• _Your instructions_: Output every entry exactly as given.

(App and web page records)
- - -

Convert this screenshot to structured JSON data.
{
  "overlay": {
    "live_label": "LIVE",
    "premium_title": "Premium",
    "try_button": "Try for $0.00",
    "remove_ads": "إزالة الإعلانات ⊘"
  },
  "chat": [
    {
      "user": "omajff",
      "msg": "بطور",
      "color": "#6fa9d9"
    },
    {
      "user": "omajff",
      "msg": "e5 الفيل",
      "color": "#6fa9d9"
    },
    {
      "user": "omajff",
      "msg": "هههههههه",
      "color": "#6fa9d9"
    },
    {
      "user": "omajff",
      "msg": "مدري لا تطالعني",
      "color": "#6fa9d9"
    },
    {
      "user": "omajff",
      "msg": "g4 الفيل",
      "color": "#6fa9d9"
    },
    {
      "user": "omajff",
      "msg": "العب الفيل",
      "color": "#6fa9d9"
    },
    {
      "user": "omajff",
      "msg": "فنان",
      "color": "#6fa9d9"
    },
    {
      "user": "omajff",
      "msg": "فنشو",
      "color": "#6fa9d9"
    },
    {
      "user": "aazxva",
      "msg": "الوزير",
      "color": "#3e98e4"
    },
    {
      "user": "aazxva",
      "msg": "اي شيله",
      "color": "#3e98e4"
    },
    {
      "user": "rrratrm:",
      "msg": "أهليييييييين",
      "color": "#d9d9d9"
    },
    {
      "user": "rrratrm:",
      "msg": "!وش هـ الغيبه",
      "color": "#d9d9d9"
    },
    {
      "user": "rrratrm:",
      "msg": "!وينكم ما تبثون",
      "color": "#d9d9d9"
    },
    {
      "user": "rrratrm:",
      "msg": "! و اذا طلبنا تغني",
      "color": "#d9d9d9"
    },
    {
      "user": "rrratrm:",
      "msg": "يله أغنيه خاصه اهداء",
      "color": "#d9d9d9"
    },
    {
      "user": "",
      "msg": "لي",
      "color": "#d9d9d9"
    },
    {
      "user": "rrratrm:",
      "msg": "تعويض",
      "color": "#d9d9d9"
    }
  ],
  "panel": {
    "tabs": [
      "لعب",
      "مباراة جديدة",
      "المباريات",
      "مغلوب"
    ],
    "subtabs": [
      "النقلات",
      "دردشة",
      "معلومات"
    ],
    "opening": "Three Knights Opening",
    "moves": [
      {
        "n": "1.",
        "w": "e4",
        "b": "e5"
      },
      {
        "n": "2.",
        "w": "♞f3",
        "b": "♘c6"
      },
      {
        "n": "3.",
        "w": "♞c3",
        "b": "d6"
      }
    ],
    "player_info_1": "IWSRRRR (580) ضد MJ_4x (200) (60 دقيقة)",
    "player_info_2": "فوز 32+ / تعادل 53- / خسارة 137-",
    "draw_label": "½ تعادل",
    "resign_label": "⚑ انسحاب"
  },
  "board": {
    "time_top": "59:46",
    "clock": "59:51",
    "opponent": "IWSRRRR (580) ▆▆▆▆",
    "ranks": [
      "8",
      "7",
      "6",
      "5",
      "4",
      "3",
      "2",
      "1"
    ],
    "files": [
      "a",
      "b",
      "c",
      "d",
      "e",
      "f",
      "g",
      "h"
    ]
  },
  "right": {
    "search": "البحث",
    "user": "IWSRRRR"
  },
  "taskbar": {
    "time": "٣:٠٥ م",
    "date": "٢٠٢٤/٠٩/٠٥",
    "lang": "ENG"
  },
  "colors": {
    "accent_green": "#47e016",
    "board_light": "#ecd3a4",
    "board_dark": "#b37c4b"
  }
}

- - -

• _Solution for this task_:
Convert this screenshot to structured JSON data.
{
  "overlay": {
    "live_label": "LIVE",
    "premium_title": "Premium",
    "try_button": "Try for $0.00",
    "remove_ads": "إزالة الإعلانات ⊘"
  },
  "chat": [
    {
      "user": "omajff",
      "msg": "بطور",
      "color": "#6fa9d9"
    },
    {
      "user": "omajff",
      "msg": "e5 الفيل",
      "color": "#6fa9d9"
    },
    {
      "user": "omajff",
      "msg": "هههههههه",
      "color": "#6fa9d9"
    },
    {
      "user": "omajff",
      "msg": "مدري لا تطالعني",
      "color": "#6fa9d9"
    },
    {
      "user": "omajff",
      "msg": "g4 الفيل",
      "color": "#6fa9d9"
    },
    {
      "user": "omajff",
      "msg": "العب الفيل",
      "color": "#6fa9d9"
    },
    {
      "user": "omajff",
      "msg": "فنان",
      "color": "#6fa9d9"
    },
    {
      "user": "omajff",
      "msg": "فنشو",
      "color": "#6fa9d9"
    },
    {
      "user": "aazxva",
      "msg": "الوزير",
      "color": "#3e98e4"
    },
    {
      "user": "aazxva",
      "msg": "اي شيله",
      "color": "#3e98e4"
    },
    {
      "user": "rrratrm:",
      "msg": "أهليييييييين",
      "color": "#d9d9d9"
    },
    {
      "user": "rrratrm:",
      "msg": "!وش هـ الغيبه",
      "color": "#d9d9d9"
    },
    {
      "user": "rrratrm:",
      "msg": "!وينكم ما تبثون",
      "color": "#d9d9d9"
    },
    {
      "user": "rrratrm:",
      "msg": "! و اذا طلبنا تغني",
      "color": "#d9d9d9"
    },
    {
      "user": "rrratrm:",
      "msg": "يله أغنيه خاصه اهداء",
      "color": "#d9d9d9"
    },
    {
      "user": "",
      "msg": "لي",
      "color": "#d9d9d9"
    },
    {
      "user": "rrratrm:",
      "msg": "تعويض",
      "color": "#d9d9d9"
    }
  ],
  "panel": {
    "tabs": [
      "لعب",
      "مباراة جديدة",
      "المباريات",
      "مغلوب"
    ],
    "subtabs": [
      "النقلات",
      "دردشة",
      "معلومات"
    ],
    "opening": "Three Knights Opening",
    "moves": [
      {
        "n": "1.",
        "w": "e4",
        "b": "e5"
      },
      {
        "n": "2.",
        "w": "♞f3",
        "b": "♘c6"
      },
      {
        "n": "3.",
        "w": "♞c3",
        "b": "d6"
      }
    ],
    "player_info_1": "IWSRRRR (580) ضد MJ_4x (200) (60 دقيقة)",
    "player_info_2": "فوز 32+ / تعادل 53- / خسارة 137-",
    "draw_label": "½ تعادل",
    "resign_label": "⚑ انسحاب"
  },
  "board": {
    "time_top": "59:46",
    "clock": "59:51",
    "opponent": "IWSRRRR (580) ▆▆▆▆",
    "ranks": [
      "8",
      "7",
      "6",
      "5",
      "4",
      "3",
      "2",
      "1"
    ],
    "files": [
      "a",
      "b",
      "c",
      "d",
      "e",
      "f",
      "g",
      "h"
    ]
  },
  "right": {
    "search": "البحث",
    "user": "IWSRRRR"
  },
  "taskbar": {
    "time": "٣:٠٥ م",
    "date": "٢٠٢٤/٠٩/٠٥",
    "lang": "ENG"
  },
  "colors": {
    "accent_green": "#47e016",
    "board_light": "#ecd3a4",
    "board_dark": "#b37c4b"
  }
}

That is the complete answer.